#### [What you will do]
Every line from the one that includes "Parse this screenshot: output" to the end of the entries should be written out exactly, with the first and last included.

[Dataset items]

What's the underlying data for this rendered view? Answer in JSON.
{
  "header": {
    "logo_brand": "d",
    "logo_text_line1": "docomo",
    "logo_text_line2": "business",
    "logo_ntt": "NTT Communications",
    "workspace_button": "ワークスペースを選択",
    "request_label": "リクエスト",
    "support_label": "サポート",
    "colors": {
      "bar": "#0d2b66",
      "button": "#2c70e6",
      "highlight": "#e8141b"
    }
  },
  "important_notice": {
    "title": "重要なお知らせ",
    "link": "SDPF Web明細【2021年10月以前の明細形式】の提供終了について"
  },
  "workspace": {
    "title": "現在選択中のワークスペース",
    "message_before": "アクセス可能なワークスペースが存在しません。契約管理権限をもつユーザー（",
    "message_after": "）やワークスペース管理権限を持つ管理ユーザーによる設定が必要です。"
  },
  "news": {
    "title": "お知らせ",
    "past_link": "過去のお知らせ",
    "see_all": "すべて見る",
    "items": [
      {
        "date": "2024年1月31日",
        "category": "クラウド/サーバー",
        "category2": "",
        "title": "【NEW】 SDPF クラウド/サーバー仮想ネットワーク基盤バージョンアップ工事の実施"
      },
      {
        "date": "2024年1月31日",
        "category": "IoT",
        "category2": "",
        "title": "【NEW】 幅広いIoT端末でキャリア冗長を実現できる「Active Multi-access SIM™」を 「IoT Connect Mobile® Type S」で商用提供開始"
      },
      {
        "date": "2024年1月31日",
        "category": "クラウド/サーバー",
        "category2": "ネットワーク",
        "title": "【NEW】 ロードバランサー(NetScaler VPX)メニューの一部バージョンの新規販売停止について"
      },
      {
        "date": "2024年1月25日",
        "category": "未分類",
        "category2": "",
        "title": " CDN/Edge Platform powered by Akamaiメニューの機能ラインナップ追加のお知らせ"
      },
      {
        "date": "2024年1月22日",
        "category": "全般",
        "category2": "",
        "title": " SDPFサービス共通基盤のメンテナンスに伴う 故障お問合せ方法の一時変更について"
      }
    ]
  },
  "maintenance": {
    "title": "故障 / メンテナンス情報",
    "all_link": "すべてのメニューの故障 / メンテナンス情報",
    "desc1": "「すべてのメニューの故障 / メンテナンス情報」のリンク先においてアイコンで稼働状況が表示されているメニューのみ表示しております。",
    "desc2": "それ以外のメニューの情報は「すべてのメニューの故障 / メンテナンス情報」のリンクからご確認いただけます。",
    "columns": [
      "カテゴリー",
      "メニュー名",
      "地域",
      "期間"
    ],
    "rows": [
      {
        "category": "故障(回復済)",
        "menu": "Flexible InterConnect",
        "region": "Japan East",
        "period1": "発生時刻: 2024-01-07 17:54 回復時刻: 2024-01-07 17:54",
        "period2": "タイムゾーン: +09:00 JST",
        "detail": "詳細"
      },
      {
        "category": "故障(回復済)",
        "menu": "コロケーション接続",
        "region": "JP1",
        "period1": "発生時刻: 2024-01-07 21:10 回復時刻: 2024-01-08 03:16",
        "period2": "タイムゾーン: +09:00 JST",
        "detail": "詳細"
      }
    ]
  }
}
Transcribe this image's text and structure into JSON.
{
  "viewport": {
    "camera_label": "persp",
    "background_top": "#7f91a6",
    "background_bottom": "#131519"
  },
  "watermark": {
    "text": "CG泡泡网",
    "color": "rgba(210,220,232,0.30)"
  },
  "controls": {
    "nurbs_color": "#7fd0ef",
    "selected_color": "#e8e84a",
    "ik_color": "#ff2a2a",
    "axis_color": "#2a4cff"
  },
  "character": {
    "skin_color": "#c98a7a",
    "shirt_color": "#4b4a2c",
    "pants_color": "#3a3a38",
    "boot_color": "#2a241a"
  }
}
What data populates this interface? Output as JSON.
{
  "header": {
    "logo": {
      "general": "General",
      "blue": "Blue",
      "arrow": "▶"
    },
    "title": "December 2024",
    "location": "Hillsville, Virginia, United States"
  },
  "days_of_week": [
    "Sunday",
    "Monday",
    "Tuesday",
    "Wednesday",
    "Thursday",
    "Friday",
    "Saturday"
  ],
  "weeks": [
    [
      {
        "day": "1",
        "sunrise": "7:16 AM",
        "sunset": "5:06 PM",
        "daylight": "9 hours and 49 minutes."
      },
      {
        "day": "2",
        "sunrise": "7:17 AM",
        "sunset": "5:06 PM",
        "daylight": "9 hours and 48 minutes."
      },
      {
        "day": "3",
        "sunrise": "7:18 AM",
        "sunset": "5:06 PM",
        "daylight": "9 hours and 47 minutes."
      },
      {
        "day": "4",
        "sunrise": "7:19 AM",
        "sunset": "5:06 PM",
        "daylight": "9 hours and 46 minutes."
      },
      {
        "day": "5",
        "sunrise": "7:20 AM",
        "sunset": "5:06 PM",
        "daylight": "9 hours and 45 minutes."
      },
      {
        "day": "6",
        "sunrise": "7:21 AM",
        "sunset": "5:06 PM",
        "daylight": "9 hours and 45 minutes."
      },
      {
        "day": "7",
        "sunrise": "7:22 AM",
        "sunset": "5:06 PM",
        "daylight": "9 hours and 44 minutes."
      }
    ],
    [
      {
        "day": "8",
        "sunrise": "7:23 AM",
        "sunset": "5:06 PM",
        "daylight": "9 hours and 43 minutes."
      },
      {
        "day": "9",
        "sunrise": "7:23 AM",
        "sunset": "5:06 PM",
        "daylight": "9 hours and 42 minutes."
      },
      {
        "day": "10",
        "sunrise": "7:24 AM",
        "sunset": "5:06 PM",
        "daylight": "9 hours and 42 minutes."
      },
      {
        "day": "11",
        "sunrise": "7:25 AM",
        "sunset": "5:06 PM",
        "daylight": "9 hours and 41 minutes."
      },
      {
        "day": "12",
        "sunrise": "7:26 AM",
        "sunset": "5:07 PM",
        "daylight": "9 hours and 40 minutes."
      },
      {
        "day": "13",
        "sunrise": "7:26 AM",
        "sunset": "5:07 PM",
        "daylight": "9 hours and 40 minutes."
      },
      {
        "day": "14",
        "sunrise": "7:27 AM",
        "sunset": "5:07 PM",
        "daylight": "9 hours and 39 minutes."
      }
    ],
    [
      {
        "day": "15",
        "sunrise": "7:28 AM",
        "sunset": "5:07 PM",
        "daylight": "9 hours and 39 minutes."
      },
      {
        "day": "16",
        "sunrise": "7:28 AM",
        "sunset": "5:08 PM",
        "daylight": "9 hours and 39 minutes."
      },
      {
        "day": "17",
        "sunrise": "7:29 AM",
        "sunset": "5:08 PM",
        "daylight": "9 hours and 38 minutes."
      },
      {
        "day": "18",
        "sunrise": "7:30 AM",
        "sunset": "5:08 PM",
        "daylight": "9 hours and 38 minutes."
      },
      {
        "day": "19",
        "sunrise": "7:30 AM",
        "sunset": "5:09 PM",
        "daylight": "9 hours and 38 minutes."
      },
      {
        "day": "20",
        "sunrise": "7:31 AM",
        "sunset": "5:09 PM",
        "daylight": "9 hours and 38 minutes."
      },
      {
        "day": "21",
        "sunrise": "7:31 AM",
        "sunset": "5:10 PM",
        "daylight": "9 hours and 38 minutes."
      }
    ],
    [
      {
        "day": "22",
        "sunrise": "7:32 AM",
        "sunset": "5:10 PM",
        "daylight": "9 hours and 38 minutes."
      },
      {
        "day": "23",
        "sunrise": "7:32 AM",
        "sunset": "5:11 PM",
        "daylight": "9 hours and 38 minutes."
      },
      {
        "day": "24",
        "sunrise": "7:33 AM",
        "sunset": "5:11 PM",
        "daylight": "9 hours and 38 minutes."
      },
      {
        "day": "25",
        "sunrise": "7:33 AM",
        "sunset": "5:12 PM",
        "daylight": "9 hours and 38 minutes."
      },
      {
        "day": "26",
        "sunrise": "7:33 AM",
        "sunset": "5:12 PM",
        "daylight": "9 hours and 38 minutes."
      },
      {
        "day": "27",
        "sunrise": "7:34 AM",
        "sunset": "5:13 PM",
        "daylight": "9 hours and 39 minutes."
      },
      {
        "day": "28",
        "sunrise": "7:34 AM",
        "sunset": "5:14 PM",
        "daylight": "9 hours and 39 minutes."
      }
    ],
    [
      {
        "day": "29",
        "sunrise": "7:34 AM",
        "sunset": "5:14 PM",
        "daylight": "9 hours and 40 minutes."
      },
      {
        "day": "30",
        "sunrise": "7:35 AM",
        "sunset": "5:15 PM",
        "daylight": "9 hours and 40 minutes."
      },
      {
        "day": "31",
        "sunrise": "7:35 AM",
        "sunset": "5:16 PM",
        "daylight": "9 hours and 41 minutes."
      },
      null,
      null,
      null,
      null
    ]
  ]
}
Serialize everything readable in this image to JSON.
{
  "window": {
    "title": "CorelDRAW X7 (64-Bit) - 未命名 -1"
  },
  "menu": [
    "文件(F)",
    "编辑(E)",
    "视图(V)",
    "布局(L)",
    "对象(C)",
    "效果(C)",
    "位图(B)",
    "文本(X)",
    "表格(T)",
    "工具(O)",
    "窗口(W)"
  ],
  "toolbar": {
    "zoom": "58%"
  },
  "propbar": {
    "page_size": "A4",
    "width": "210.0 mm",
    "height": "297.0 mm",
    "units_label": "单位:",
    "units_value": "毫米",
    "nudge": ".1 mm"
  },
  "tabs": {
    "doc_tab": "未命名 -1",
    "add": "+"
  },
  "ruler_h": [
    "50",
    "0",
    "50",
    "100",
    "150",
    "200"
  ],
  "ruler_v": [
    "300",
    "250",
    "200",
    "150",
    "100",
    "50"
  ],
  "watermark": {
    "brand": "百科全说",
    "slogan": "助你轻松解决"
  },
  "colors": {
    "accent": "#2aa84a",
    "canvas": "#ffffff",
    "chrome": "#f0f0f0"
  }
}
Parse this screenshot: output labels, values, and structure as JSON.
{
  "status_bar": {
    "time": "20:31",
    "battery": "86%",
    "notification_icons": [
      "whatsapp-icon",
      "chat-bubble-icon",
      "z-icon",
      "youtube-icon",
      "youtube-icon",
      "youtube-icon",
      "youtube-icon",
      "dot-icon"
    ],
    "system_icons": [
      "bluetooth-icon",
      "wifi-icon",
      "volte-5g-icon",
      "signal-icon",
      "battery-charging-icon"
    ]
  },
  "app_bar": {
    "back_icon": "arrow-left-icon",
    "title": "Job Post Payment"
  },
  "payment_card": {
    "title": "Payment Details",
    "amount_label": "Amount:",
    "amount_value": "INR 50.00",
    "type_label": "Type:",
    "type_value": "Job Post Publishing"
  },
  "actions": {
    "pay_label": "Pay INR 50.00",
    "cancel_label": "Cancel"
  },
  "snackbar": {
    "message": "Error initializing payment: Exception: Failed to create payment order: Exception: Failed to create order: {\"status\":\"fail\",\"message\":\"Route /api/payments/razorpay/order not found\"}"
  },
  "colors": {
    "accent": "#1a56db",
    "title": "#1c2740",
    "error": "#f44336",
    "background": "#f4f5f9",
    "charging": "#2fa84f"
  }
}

#### [Response to the exercise]
Parse this screenshot: output labels, values, and structure as JSON.
{
  "status_bar": {
    "time": "20:31",
    "battery": "86%",
    "notification_icons": [
      "whatsapp-icon",
      "chat-bubble-icon",
      "z-icon",
      "youtube-icon",
      "youtube-icon",
      "youtube-icon",
      "youtube-icon",
      "dot-icon"
    ],
    "system_icons": [
      "bluetooth-icon",
      "wifi-icon",
      "volte-5g-icon",
      "signal-icon",
      "battery-charging-icon"
    ]
  },
  "app_bar": {
    "back_icon": "arrow-left-icon",
    "title": "Job Post Payment"
  },
  "payment_card": {
    "title": "Payment Details",
    "amount_label": "Amount:",
    "amount_value": "INR 50.00",
    "type_label": "Type:",
    "type_value": "Job Post Publishing"
  },
  "actions": {
    "pay_label": "Pay INR 50.00",
    "cancel_label": "Cancel"
  },
  "snackbar": {
    "message": "Error initializing payment: Exception: Failed to create payment order: Exception: Failed to create order: {\"status\":\"fail\",\"message\":\"Route /api/payments/razorpay/order not found\"}"
  },
  "colors": {
    "accent": "#1a56db",
    "title": "#1c2740",
    "error": "#f44336",
    "background": "#f4f5f9",
    "charging": "#2fa84f"
  }
}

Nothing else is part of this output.